• **Exercise objective**
How many lines of the listing below hold the word "Show"? Answer with the number alone.

• **Records to use**
--------------------------------
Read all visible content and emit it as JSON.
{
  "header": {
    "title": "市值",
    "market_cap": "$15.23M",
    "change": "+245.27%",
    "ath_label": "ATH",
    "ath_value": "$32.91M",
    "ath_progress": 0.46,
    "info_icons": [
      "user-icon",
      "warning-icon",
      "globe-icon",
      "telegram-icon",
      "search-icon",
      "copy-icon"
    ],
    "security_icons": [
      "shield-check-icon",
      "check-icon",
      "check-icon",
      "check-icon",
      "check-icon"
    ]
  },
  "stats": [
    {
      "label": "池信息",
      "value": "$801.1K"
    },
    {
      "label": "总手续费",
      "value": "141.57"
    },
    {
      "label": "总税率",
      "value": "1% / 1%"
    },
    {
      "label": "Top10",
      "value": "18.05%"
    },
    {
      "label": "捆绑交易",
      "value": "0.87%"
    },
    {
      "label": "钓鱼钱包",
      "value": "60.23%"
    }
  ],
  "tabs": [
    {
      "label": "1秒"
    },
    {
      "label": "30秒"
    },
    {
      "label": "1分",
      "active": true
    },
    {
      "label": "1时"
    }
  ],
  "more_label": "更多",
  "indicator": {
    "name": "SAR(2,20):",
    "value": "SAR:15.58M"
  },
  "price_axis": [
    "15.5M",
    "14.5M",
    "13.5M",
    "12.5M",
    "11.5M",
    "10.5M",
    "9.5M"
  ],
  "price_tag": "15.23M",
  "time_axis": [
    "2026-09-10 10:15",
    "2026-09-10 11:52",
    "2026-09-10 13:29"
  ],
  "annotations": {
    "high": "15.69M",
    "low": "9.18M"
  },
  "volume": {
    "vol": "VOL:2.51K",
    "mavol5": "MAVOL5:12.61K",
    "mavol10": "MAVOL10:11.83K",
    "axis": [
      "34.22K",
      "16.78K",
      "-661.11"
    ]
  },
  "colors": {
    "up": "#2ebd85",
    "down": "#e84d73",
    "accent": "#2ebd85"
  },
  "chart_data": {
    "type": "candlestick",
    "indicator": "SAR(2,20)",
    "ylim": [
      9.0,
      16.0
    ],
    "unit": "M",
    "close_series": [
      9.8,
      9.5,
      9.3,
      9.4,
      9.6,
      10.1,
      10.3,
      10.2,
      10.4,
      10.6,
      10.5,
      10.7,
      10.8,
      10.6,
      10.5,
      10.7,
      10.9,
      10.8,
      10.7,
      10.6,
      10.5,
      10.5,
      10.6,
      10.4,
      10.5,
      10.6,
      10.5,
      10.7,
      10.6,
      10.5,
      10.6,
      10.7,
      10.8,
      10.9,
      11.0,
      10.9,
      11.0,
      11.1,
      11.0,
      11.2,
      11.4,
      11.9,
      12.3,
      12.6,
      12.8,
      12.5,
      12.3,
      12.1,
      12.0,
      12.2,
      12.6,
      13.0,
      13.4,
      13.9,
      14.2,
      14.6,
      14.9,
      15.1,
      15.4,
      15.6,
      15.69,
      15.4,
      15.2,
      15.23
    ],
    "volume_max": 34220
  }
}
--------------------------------
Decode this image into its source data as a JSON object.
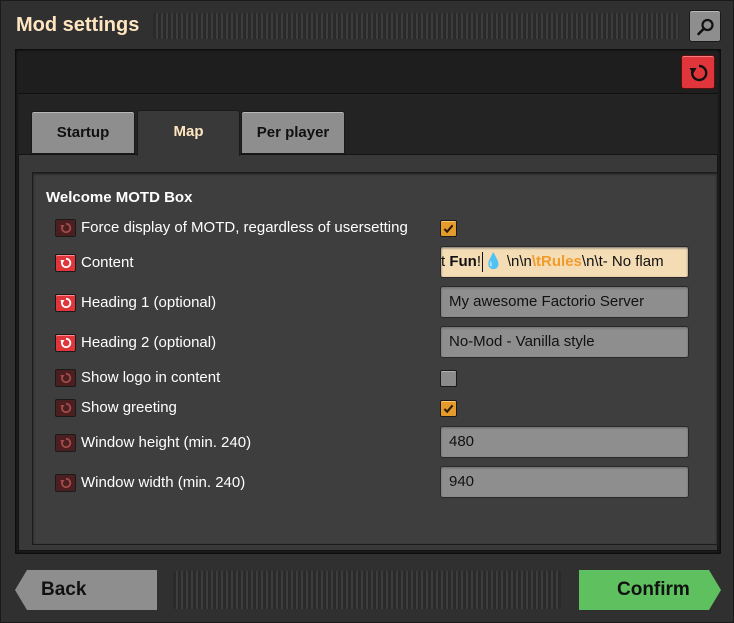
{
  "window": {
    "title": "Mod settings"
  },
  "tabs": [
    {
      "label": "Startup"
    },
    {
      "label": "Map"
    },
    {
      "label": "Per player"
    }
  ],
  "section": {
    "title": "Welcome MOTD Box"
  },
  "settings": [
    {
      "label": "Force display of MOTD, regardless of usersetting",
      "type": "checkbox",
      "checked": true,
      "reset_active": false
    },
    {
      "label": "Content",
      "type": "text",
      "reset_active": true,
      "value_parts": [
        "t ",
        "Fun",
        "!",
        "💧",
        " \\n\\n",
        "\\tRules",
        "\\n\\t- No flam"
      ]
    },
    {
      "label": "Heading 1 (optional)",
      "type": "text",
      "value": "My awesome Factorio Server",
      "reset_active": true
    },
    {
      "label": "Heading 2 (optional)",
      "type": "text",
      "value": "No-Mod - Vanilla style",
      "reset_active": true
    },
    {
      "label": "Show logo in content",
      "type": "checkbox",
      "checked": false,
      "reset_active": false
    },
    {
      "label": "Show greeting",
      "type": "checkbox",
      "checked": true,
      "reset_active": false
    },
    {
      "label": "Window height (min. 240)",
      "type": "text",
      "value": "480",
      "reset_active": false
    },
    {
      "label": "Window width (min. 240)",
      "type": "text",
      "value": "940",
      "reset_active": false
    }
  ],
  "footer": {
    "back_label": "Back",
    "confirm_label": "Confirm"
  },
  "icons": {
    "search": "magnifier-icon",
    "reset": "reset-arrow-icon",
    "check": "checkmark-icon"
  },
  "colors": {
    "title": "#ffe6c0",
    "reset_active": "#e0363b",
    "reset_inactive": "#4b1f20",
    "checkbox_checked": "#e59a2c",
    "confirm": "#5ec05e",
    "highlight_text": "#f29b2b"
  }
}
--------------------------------
• **Answer section**
2